Top juniors in 2022: Vincent Keymer

by Carlos Alberto Colodro
1/10/2023 – The new generation of chess stars is here, with no fewer than nine players aged 19 or younger rated above 2650 at the time. In a 7-part series, we will look at the performances of the top juniors in 2022. Penultimate in line is 18-year-old Vincent Keymer. In September last year, the unassuming boy from Mainz crossed the 2700 rating barrier for the first time in his career. And just a couple of weeks ago, he proudly took home the silver medal from the World Rapid Championship in Almaty! | Photo: Amruta Mokal

ChessBase 17 - Mega package ChessBase 17 - Mega package

ChessBase is a personal, stand-alone chess database that has become the standard throughout the world. Everyone uses ChessBase, from the World Champion to the amateur next door. It is the program of choice for anyone who loves the game and wants to know more about it.

More...

Optimism and hard work

Vincent KeymerAlmost five years ago, on Easter Monday 2018, a 13-year-old stole the spotlight from Magnus Carlsen and company at the Grenke Chess Festival. Vincent Keymer had just won the strong Grenke Open with a surprising 8/9 performance, outscoring the likes of Anton Korobov and Alexei Shirov. Rated barely above 2403 and still an IM, Keymer’s story until reaching 2700 was not one of flash, but one of solid progress.

A pupil of Peter Leko, the youngster has come to value highly what the Hungarian legend radiates seamlessly — optimism and a great work ethic. Keymer told André Schulz in a 2018 interview:

With Peter everything is great fun. He is a positive person and radiates his positive approach to chess. The training days with him are very intense, and even during breaks we go biking together or take a walk and talk.

After his rating remained in the 2500-2600 band for a year and a half (including the lockdown period), he reached a 2602 Elo in August 2021 and never looked back. Keymer entered 2022 with a 2664 rating and gained 30 points throughout the year, hitting a peak of 2700 points in October. Such progress is not as explosive as some of their colleagues’, but it also signals a sturdy foundation, not one that might easily crack in the future.

Besides his participations in strong round-robin events, Keymer played plenty of games in the Bundesliga, representing Schachfreunde Deizisau in the league’s 13 out of 15 rounds. But it was in another team event that the German reached the coveted 2700-rating mark, as he scored 6½ points in the first 7 rounds of the Polish Ekstraliga.
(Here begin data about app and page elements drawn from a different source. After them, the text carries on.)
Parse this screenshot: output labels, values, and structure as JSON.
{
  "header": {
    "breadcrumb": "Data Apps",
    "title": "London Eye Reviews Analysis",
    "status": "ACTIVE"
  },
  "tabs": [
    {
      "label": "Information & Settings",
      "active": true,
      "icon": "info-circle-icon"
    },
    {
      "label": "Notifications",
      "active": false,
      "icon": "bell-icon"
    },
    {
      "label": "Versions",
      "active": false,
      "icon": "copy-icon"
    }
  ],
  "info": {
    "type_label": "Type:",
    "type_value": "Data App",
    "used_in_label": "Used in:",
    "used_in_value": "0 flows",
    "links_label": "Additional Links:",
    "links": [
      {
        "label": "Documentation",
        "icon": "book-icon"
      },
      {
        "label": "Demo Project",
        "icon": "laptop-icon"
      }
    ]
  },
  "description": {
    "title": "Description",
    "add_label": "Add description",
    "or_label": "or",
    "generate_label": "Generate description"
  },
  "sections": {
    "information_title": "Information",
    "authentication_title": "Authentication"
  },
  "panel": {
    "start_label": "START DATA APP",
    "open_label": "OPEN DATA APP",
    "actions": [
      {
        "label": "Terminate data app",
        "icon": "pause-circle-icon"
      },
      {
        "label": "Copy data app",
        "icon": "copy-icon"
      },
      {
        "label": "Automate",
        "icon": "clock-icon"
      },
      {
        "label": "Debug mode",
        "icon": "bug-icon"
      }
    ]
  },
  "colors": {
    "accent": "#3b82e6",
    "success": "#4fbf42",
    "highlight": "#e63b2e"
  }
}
The remarkable start propelled him to a 2712.8 live rating, but two final losses left him with precisely 2700 points in the next official FIDE ranking.

Earlier in the year, Keymer had played two legs of the FIDE Grand Prix — he had gained the right to participate by finishing fifth at the extremely strong Grand Swiss in 2021. The German played in both Berlin legs, failing to impress in the first one but scoring a commendable 3½/6 in the second, only falling short of qualifying to the semifinals after losing to Shakhriyar Mamedyarov in rapid playoffs.

His most successful showings in classical chess, however, were seen in Prague and Magdeburg. Keymer won the Challengers’ tournament in the Czech capital after collecting 6½/9 points and beating Hans Niemann in blitz tiebreakers, while at the German Masters, he excelled as the top seed in an all-German field, scoring 7/9 to leave his closest chaser a full point behind.

Not one to focus on quick-paced time controls, Keymer’s biggest accomplishment of the year came at the World Rapid Championship in Almaty. The youngster entered the tournament as the 54th seed (with a modest 2590 rating), but found himself fighting for first place with the likes of Magnus Carlsen, Fabiano Caruana and Jan-Krzysztof Duda. In the end, he got to take home a well-deserved silver medal and a 40.4 rating gain, which allowed him to cross the 2600-barrier in this time control for the first time in his young career.

Together with the naturalized Alireza Firouzja, who now represents France, Keymer is one of the two most promising chess talents from Western Europe, as more and more Asian prodigies — mostly from India — continue to rise through the ranks.

Vincent Keymer

Full information at ratings.fide.com

Keymer vs. Svane - German Masters 2022

 

Annotated by Michal Krasenkow for ChessBase Magazine

 

Learning from the World Champions

With famous classical examples from the works of the giants, the author talks in detail about principles of chess and methods of play that we can use during every stage of the game.


Links


Carlos Colodro is a Hispanic Philologist from Bolivia. He works as a freelance translator and writer since 2012. A lot of his work is done in chess-related texts, as the game is one of his biggest interests, along with literature and music.
Discussion and Feedback Submit your feedback to the editors